▶ _Problem description_
Copy every line in the records below that contains the word "JSON".

▶ _Input records_
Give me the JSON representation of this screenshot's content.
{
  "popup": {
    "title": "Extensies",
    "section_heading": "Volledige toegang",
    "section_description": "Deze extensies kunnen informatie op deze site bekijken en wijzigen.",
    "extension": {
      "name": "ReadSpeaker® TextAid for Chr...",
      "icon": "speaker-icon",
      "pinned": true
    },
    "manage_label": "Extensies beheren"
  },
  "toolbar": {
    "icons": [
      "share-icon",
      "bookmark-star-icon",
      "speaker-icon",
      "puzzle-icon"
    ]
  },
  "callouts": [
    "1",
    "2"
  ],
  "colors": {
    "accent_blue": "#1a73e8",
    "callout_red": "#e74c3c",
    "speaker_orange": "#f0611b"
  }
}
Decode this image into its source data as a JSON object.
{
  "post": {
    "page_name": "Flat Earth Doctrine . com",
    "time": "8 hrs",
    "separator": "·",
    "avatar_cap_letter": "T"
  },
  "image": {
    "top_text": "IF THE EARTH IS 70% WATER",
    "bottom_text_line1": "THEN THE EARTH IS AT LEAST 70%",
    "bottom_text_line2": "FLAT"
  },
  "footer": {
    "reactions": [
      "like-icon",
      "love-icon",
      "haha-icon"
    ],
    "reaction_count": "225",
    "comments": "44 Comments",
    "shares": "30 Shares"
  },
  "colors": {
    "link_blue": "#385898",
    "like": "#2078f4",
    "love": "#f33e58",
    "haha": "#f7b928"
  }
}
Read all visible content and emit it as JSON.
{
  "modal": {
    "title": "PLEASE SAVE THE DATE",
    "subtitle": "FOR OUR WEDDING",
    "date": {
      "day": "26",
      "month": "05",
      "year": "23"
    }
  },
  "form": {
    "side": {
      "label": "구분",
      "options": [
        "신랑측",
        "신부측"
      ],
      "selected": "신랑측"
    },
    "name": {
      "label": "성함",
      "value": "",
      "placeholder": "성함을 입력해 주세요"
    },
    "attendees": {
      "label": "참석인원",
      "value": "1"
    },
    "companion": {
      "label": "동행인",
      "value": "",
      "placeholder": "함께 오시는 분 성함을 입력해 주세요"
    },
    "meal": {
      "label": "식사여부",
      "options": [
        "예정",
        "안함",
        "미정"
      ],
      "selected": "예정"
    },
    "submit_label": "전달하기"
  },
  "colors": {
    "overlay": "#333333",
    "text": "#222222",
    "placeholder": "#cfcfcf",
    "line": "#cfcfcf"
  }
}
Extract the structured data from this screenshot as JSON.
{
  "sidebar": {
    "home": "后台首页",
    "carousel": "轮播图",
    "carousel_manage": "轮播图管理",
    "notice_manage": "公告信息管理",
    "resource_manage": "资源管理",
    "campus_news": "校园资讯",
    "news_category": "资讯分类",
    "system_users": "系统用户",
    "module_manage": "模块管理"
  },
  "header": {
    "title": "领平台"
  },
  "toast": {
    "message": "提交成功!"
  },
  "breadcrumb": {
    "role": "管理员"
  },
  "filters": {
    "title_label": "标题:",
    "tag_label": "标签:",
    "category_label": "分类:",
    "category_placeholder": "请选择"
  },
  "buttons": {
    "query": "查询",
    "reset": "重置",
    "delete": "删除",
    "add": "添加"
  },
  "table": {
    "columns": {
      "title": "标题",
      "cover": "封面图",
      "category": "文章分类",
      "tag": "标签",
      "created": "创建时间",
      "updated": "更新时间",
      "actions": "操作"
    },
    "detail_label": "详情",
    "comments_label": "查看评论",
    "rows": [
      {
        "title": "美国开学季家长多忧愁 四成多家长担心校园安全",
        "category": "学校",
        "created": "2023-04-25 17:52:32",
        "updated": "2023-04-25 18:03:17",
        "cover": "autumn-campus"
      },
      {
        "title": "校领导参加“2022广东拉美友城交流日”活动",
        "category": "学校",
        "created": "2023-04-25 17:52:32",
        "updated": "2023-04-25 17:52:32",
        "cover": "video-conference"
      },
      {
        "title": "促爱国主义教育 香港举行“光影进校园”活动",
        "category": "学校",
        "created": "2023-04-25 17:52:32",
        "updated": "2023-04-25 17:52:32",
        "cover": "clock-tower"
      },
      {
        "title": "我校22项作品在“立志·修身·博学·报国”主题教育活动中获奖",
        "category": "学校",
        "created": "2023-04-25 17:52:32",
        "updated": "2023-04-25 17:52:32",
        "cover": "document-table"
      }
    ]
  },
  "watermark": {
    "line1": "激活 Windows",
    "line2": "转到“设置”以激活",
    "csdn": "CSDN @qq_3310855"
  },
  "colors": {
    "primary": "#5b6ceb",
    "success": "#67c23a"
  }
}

▶ _Task output_
Give me the JSON representation of this screenshot's content.
Decode this image into its source data as a JSON object.
Read all visible content and emit it as JSON.
Extract the structured data from this screenshot as JSON.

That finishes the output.